- Get your gait measured and keep an eye on how you run. Again, one of my main problems starting out that unfortunately led to my early shin injury, was my gait. This is how you hold yourself when you run, and where you land on your feet. You can get this measured at any professional running store, and they can give you recommendations for shoes based on your personal gait.
- Take small steps and focus on correct form. I’ve learned the hard way that it’s not good for someone who is just starting out to run too fast. In the beginning, I would get frustrated that I wasn’t moving fast enough, and so I would extend my stride in order to move more quickly and cover more ground. This was a bad idea. I ended up injuring the tendons on the front of my leg, so here’s the advice my friend gave me that helped immensely. Try to land on the middle of the foot that you are setting in front of you. This ensures that your weight is distributed evenly through your foot and no unnecessary stress is placed on muscles or tendons that you shouldn’t be placing stress on.

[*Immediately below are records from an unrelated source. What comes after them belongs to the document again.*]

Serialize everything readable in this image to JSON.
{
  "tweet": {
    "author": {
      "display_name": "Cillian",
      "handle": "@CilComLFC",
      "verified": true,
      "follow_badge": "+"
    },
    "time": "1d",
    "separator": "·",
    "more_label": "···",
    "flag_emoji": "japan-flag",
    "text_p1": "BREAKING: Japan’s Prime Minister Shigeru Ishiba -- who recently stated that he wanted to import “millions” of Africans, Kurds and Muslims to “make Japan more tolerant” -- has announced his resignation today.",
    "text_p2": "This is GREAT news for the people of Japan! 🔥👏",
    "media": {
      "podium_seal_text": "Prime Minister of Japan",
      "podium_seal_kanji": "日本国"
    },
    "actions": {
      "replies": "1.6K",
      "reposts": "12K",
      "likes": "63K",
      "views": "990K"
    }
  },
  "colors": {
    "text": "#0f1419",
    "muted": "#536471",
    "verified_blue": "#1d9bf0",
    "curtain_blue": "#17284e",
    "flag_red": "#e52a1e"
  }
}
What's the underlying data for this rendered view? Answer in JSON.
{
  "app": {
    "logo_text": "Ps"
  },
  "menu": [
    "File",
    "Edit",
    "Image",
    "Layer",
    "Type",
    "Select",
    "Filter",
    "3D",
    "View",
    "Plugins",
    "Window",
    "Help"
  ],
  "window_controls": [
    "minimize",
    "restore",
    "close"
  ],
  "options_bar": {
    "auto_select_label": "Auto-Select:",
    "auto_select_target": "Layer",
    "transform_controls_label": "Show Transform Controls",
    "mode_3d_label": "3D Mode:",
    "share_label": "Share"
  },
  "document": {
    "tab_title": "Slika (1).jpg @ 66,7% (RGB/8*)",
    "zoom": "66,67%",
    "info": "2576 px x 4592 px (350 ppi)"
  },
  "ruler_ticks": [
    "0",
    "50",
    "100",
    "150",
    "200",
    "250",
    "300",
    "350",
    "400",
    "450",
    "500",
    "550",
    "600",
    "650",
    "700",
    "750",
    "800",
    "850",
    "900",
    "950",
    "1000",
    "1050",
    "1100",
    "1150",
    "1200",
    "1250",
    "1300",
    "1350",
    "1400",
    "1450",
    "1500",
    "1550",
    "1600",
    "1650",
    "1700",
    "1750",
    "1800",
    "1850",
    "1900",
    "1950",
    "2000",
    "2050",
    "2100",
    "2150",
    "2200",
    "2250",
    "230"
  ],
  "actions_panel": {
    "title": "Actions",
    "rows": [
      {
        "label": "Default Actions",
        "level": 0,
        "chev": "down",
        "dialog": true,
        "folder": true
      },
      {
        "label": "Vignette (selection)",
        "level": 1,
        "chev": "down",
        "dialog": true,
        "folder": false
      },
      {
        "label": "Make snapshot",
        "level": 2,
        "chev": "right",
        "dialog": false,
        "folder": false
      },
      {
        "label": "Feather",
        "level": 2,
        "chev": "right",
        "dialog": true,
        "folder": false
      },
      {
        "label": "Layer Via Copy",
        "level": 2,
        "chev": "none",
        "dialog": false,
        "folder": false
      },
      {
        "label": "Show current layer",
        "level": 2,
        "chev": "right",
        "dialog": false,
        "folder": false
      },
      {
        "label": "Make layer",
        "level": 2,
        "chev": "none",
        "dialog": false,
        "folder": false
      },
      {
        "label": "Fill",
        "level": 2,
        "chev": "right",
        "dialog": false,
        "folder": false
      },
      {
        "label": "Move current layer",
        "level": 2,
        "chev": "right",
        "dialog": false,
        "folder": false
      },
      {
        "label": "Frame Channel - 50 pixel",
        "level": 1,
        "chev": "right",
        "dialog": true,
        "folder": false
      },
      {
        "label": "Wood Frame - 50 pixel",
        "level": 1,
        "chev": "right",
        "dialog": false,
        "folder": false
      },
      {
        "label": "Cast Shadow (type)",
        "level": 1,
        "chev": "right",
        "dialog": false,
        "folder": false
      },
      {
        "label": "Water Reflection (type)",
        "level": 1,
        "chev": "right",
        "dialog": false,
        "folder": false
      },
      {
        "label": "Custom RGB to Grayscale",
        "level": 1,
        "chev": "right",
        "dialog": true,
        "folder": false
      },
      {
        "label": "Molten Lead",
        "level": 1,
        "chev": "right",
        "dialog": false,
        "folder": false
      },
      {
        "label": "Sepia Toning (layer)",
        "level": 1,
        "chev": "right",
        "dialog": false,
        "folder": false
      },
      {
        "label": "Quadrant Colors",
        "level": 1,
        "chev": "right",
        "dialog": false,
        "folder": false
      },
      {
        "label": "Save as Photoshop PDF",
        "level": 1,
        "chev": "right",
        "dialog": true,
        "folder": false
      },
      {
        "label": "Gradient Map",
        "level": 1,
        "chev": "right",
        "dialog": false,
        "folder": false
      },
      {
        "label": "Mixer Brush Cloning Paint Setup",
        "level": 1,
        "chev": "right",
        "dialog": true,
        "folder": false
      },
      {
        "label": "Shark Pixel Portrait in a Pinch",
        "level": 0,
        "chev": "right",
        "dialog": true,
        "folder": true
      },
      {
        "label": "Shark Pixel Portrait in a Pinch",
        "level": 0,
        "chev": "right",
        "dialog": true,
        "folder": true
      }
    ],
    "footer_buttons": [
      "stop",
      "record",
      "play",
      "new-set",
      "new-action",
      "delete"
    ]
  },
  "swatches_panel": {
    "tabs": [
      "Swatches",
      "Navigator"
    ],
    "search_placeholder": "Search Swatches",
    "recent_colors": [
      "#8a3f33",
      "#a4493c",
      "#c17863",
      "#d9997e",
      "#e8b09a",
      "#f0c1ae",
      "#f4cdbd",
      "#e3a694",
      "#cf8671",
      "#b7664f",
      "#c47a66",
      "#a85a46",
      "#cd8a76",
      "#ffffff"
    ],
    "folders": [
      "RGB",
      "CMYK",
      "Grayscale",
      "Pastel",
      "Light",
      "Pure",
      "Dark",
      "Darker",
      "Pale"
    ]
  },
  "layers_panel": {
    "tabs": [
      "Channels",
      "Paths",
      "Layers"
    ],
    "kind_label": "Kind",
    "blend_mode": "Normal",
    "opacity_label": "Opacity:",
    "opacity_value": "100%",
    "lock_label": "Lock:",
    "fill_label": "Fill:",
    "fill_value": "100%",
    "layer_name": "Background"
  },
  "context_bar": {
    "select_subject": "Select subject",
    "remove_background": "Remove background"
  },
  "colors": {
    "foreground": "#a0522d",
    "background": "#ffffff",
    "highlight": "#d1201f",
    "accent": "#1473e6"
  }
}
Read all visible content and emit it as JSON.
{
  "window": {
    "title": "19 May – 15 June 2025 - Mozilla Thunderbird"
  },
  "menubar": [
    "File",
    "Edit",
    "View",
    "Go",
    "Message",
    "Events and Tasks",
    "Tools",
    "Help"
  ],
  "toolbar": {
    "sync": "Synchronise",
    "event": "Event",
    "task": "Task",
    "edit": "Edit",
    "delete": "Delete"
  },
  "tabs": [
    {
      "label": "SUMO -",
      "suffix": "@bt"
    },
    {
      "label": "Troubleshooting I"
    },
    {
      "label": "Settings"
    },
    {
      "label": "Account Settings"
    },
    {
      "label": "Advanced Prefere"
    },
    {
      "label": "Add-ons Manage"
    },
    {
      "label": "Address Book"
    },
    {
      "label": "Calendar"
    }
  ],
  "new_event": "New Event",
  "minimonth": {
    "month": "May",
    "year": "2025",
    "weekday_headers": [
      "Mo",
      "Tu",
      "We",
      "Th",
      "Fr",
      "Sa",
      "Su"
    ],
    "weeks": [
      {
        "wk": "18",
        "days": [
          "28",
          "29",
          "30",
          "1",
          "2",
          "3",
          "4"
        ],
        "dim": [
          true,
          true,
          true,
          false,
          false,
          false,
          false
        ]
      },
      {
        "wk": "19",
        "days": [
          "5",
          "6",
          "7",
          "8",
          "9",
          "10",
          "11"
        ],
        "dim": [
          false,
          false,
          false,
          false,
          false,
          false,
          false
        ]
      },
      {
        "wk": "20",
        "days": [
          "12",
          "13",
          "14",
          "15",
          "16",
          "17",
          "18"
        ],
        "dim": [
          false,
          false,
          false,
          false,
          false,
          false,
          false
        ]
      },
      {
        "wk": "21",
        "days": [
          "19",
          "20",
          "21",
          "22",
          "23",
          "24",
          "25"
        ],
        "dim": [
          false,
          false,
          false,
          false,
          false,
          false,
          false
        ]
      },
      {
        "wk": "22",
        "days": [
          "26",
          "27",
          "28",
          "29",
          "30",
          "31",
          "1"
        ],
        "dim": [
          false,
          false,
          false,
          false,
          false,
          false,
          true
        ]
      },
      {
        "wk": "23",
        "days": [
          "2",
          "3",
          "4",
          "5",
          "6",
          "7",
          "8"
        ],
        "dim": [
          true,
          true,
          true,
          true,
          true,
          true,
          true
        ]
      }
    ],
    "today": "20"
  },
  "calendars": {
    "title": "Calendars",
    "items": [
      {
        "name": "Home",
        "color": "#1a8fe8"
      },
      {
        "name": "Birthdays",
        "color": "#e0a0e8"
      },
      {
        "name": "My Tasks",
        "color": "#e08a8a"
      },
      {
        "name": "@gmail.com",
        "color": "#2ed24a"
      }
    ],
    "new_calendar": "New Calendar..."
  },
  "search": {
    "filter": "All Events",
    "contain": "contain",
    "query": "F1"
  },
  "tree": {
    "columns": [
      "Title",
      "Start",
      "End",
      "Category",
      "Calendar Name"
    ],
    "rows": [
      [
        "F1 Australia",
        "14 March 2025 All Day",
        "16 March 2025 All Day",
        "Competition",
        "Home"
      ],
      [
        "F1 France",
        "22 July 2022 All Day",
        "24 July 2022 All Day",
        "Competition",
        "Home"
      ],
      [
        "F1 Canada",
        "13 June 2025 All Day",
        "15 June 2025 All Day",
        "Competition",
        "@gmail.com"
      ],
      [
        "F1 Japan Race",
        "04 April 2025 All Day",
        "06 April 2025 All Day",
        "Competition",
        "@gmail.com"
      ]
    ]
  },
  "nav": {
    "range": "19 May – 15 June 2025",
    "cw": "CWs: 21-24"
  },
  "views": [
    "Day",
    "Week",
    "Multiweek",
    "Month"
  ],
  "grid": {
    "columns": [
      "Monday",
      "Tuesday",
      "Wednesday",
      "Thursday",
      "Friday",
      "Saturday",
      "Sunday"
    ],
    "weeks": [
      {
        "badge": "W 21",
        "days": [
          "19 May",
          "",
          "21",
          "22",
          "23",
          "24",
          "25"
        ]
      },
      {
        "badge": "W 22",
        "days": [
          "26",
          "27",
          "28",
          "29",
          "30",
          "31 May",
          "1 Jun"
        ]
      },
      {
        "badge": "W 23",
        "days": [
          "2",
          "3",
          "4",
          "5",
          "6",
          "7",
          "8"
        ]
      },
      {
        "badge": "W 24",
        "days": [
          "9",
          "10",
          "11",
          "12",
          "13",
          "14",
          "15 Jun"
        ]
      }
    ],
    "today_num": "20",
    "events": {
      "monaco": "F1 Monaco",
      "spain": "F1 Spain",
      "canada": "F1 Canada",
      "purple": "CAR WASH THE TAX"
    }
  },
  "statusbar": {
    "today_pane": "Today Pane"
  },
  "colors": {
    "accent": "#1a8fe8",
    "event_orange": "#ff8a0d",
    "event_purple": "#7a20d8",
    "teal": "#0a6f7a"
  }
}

- Join a weekly community run, such as Park Run. Park Run is a weekly, volunteer led, free community running event, where local people show up to parks and participate in a timed 5k run. It’s not a race; it’s simply a load of people with a shared passion showing up to encourage each other in a healthy hobby that’s shared by people from all walks of life. Personally, I’ve found that having other people around me makes me try harder than if I’m on my own, and my first non-stop 5k was a Park Run just this week. The atmosphere is brilliant, and as it usually takes place quite early in the morning, you can start your day really feeling like you’ve achieved something.
- Run outside if you can — Treadmills are boring, and used to be used as torture devices. (citation needed)
- Just do it. Seriously, this is the most important bit of all. Instead of bellyaching about whether to go for a run tonight because it’s dark and you’re tired from work — don’t think about it. Just do it. You’ll feel so much better after your short half an hour run than you would have if you stayed on the couch eating a candy bar, and you’ll have attained so much more. Make sure you have the right equipment (i.e. if it’s dark, wear reflective gear and a head torch), but don’t give yourself room for excuses. Carve an hour out of your day and set it aside for running. It only has to be once or maybe twice a week, since you can do Park Run on a Saturday — there, that’s one less run to think about!
Now that I’ve been running for a (very) short while, I can definitely see why people like it, and also why people hate it. But I would say, give it a proper go before you decide it’s not for you, and remember, there are a few advantages to this sport that aren’t really obvious:
- It’s giving me the freedom to eat more of the things I wanted without some of the guilt of uncontrolled weight gain.
- It’s giving me the freedom to try a new hobby and see through the eyes of the fitness fans in my office.
- It’s giving me another interesting thing about myself to talk about!
So, believe that you can be your best self this year. It’s never too late to start.